__Source information__
=== Section Start ===

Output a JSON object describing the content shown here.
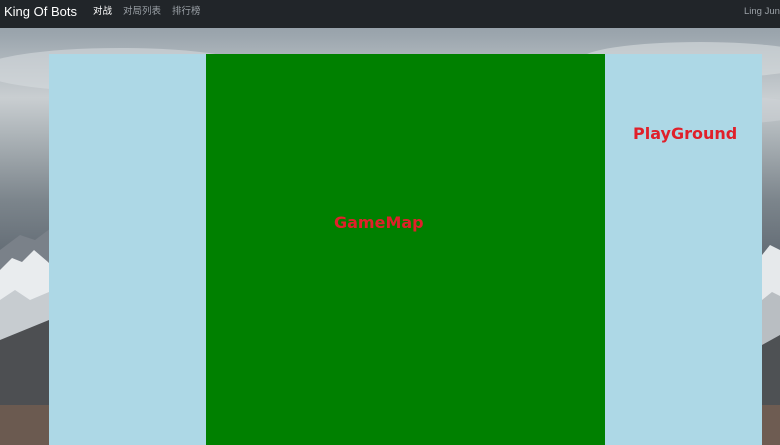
{
  "navbar": {
    "brand": "King Of Bots",
    "links": [
      "对战",
      "对局列表",
      "排行榜"
    ],
    "active_link": "对战",
    "user": "Ling Jun"
  },
  "playground": {
    "label": "PlayGround",
    "color": "#add8e6"
  },
  "gamemap": {
    "label": "GameMap",
    "color": "#008000"
  },
  "colors": {
    "navbar_bg": "#212529",
    "label_red": "#e0202a"
  }
}
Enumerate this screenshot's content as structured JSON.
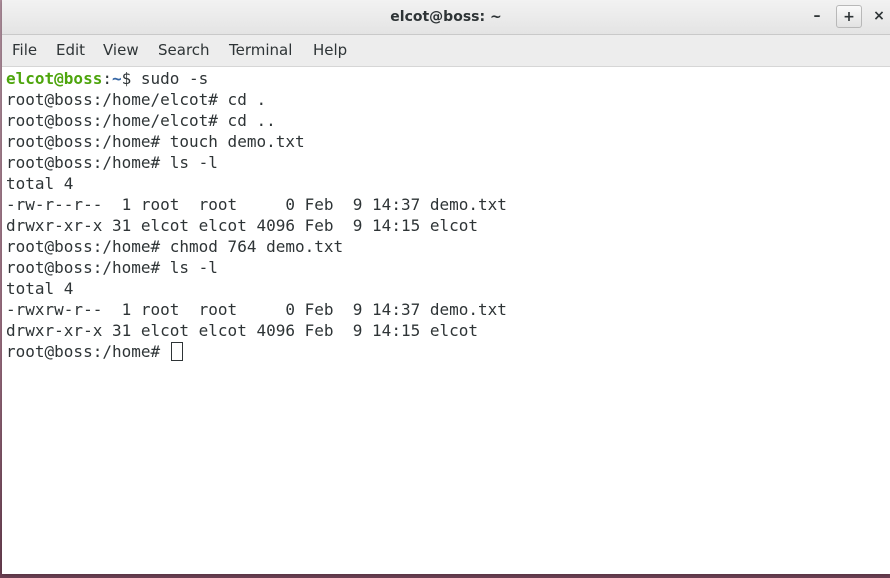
{
  "window": {
    "title": "elcot@boss: ~",
    "controls": {
      "minimize": "–",
      "maximize": "+",
      "close": "×"
    }
  },
  "menubar": {
    "items": [
      "File",
      "Edit",
      "View",
      "Search",
      "Terminal",
      "Help"
    ]
  },
  "terminal": {
    "first_prompt": {
      "user": "elcot@boss",
      "sep": ":",
      "path": "~",
      "symbol": "$",
      "command": " sudo -s"
    },
    "lines": [
      "root@boss:/home/elcot# cd .",
      "root@boss:/home/elcot# cd ..",
      "root@boss:/home# touch demo.txt",
      "root@boss:/home# ls -l",
      "total 4",
      "-rw-r--r--  1 root  root     0 Feb  9 14:37 demo.txt",
      "drwxr-xr-x 31 elcot elcot 4096 Feb  9 14:15 elcot",
      "root@boss:/home# chmod 764 demo.txt",
      "root@boss:/home# ls -l",
      "total 4",
      "-rwxrw-r--  1 root  root     0 Feb  9 14:37 demo.txt",
      "drwxr-xr-x 31 elcot elcot 4096 Feb  9 14:15 elcot"
    ],
    "last_prompt": "root@boss:/home# "
  },
  "colors": {
    "prompt_user": "#4ea50d",
    "prompt_path": "#3465a4",
    "text": "#2e3436",
    "background": "#ffffff"
  }
}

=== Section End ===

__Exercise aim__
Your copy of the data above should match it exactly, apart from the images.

__Solution__
Output a JSON object describing the content shown here.
{
  "navbar": {
    "brand": "King Of Bots",
    "links": [
      "对战",
      "对局列表",
      "排行榜"
    ],
    "active_link": "对战",
    "user": "Ling Jun"
  },
  "playground": {
    "label": "PlayGround",
    "color": "#add8e6"
  },
  "gamemap": {
    "label": "GameMap",
    "color": "#008000"
  },
  "colors": {
    "navbar_bg": "#212529",
    "label_red": "#e0202a"
  }
}
Enumerate this screenshot's content as structured JSON.
{
  "window": {
    "title": "elcot@boss: ~",
    "controls": {
      "minimize": "–",
      "maximize": "+",
      "close": "×"
    }
  },
  "menubar": {
    "items": [
      "File",
      "Edit",
      "View",
      "Search",
      "Terminal",
      "Help"
    ]
  },
  "terminal": {
    "first_prompt": {
      "user": "elcot@boss",
      "sep": ":",
      "path": "~",
      "symbol": "$",
      "command": " sudo -s"
    },
    "lines": [
      "root@boss:/home/elcot# cd .",
      "root@boss:/home/elcot# cd ..",
      "root@boss:/home# touch demo.txt",
      "root@boss:/home# ls -l",
      "total 4",
      "-rw-r--r--  1 root  root     0 Feb  9 14:37 demo.txt",
      "drwxr-xr-x 31 elcot elcot 4096 Feb  9 14:15 elcot",
      "root@boss:/home# chmod 764 demo.txt",
      "root@boss:/home# ls -l",
      "total 4",
      "-rwxrw-r--  1 root  root     0 Feb  9 14:37 demo.txt",
      "drwxr-xr-x 31 elcot elcot 4096 Feb  9 14:15 elcot"
    ],
    "last_prompt": "root@boss:/home# "
  },
  "colors": {
    "prompt_user": "#4ea50d",
    "prompt_path": "#3465a4",
    "text": "#2e3436",
    "background": "#ffffff"
  }
}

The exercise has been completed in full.